The 2014 budget proposal DoD released last week assumes sequestration will be repealed by Congress in the coming months and proposes $12 billion in science and technology spending next fiscal year.
Nonetheless, the military services say they’re focused on allocating those dollars in ways that produce capabilities that are unique to the needs of their specific services and finding ways to develop weapons systems that deliver combat capability at a much lower cost.
“We’re striving to get away from using $3 million weapons to defeat $50,000 threats,” said Rear Adm. Matt Klunder, the chief of naval research. “We must get on the right side of that equation. We have weapons under development and being fielded that will allow us to reverse that asymmetrical cost advantage that’s currently held by some of our adversaries. The bottom-line imperative is that we can’t just make effective systems anymore. They also need to be extremely affordable.”
The Navy’s poster child for low-cost weapons systems is the Laser Weapons System (LAWS) it unveiled last week.
The Navy released video footage (view below) of the directed energy system successfully destroying a drone aircraft in midflight. Klunder said the Navy figures the cost to be less than $1 to fire a single shot from the laser system, as opposed to using a multi-million dollar guided missile for the same task.

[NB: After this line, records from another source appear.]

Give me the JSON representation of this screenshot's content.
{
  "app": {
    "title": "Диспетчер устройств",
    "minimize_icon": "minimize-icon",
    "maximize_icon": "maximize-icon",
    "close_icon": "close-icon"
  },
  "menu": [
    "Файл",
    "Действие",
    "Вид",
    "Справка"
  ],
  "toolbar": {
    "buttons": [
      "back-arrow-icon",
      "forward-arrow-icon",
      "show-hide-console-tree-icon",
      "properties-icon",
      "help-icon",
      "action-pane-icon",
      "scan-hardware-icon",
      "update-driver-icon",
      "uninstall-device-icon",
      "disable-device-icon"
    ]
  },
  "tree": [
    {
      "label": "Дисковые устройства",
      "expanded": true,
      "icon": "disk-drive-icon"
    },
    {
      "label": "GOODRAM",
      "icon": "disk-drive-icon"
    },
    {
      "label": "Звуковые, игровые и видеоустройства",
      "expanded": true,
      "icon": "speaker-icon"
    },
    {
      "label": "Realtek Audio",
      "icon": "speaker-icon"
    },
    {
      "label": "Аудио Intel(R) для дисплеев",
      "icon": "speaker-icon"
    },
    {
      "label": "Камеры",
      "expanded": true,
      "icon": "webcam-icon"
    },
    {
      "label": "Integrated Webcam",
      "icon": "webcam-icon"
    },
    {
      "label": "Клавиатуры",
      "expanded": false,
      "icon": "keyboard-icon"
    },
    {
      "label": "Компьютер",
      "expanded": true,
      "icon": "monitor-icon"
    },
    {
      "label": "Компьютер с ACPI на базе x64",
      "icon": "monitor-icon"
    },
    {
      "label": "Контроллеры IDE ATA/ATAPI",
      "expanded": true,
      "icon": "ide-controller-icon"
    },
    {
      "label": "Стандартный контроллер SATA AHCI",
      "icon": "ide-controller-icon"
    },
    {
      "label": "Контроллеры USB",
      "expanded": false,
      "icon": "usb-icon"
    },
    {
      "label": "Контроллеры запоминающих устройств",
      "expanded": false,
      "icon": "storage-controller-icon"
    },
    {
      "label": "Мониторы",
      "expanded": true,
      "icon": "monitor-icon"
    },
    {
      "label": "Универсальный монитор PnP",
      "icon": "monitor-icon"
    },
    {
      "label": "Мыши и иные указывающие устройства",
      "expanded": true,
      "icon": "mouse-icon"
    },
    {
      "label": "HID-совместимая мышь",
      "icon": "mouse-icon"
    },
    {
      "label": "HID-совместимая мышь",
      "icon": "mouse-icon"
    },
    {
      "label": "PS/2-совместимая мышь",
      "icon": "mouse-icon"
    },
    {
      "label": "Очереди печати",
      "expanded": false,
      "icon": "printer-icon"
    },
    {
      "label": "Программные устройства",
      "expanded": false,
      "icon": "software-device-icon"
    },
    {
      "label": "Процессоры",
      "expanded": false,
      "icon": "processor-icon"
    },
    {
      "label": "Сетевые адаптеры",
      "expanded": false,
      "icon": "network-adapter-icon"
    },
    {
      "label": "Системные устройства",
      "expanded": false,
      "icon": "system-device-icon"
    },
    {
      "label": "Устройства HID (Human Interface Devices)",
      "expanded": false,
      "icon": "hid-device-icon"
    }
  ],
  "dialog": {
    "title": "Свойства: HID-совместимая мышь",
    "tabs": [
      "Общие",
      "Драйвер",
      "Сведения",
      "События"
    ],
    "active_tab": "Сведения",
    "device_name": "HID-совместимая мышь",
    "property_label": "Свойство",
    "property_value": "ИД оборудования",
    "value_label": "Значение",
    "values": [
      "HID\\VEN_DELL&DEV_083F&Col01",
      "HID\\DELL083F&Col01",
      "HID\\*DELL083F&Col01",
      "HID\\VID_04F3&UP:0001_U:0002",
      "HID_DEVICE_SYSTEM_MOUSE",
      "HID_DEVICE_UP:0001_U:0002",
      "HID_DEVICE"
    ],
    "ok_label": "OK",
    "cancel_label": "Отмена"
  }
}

“LAWS leverages advancements we discovered and worked with in commercial technology,” he said. “It’s capable of identifying, illuminating, tracking and lasing enemy surface and air threats. And it works. Thus far, we are 12 for 12 in our prototype testing. We have not failed yet.”
Shaffer said the 2014 budget also includes a new DoD-wide approach to allocating scarce funding for science and technology research: $45 million of the S&T budget for applied research projects would be allocated in a merit-based system, rather than just handing money over to individual programs.
“That pot of money will be up for bid by cross-cutting groups led by senior executives who want to do specific ideas to prove out some concepts and move forward rapidly. Rather than breaking things down into little stovepipes and telling one community they’re going to have their $5 million and another one is going to have another $5 million, we’re bundling up old programs, and they’ll have to compete for it,” he said. “The concept now is we’re going to fund the best ideas, not just tell folks that they’re going to have money just because they wake up and breathe.”